#### REQUIREMENT
All lines holding the word "Email" in the listing below need to be copied.

#### THE DATA
====
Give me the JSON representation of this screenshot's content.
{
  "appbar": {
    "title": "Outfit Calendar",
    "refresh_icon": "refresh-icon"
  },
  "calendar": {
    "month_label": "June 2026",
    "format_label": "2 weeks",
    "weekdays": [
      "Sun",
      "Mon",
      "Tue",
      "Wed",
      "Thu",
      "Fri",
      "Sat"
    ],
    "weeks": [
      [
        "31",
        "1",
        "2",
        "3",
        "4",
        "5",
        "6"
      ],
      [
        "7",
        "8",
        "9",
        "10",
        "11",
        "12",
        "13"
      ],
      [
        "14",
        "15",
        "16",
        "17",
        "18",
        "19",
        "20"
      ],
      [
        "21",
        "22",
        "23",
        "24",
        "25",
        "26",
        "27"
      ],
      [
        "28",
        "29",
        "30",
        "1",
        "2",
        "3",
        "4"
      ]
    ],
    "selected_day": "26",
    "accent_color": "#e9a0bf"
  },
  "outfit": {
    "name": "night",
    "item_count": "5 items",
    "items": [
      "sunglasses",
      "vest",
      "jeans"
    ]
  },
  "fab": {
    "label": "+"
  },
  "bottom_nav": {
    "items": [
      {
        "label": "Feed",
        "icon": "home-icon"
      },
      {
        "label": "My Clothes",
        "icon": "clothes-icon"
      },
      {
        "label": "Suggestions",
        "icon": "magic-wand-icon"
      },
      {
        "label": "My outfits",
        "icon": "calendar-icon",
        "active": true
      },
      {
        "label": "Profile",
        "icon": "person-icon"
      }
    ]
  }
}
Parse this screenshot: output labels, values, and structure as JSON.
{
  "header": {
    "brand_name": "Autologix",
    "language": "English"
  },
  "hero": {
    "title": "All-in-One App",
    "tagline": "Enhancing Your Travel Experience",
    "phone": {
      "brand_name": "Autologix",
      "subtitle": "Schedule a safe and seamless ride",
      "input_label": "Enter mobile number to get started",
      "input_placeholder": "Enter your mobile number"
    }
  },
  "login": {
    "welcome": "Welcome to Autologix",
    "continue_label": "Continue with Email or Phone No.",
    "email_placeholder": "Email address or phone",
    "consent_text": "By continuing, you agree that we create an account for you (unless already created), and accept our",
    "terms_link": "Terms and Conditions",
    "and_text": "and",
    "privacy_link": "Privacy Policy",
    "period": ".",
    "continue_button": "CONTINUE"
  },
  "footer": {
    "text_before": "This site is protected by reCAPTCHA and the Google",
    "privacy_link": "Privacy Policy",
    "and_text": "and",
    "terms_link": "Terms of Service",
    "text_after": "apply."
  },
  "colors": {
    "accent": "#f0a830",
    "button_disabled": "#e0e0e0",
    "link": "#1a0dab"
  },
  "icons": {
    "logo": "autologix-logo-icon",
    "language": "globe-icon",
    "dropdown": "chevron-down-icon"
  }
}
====
#### SOLUTION FOR THIS PROBLEM
    "continue_label": "Continue with Email or Phone No.",
    "email_placeholder": "Email address or phone",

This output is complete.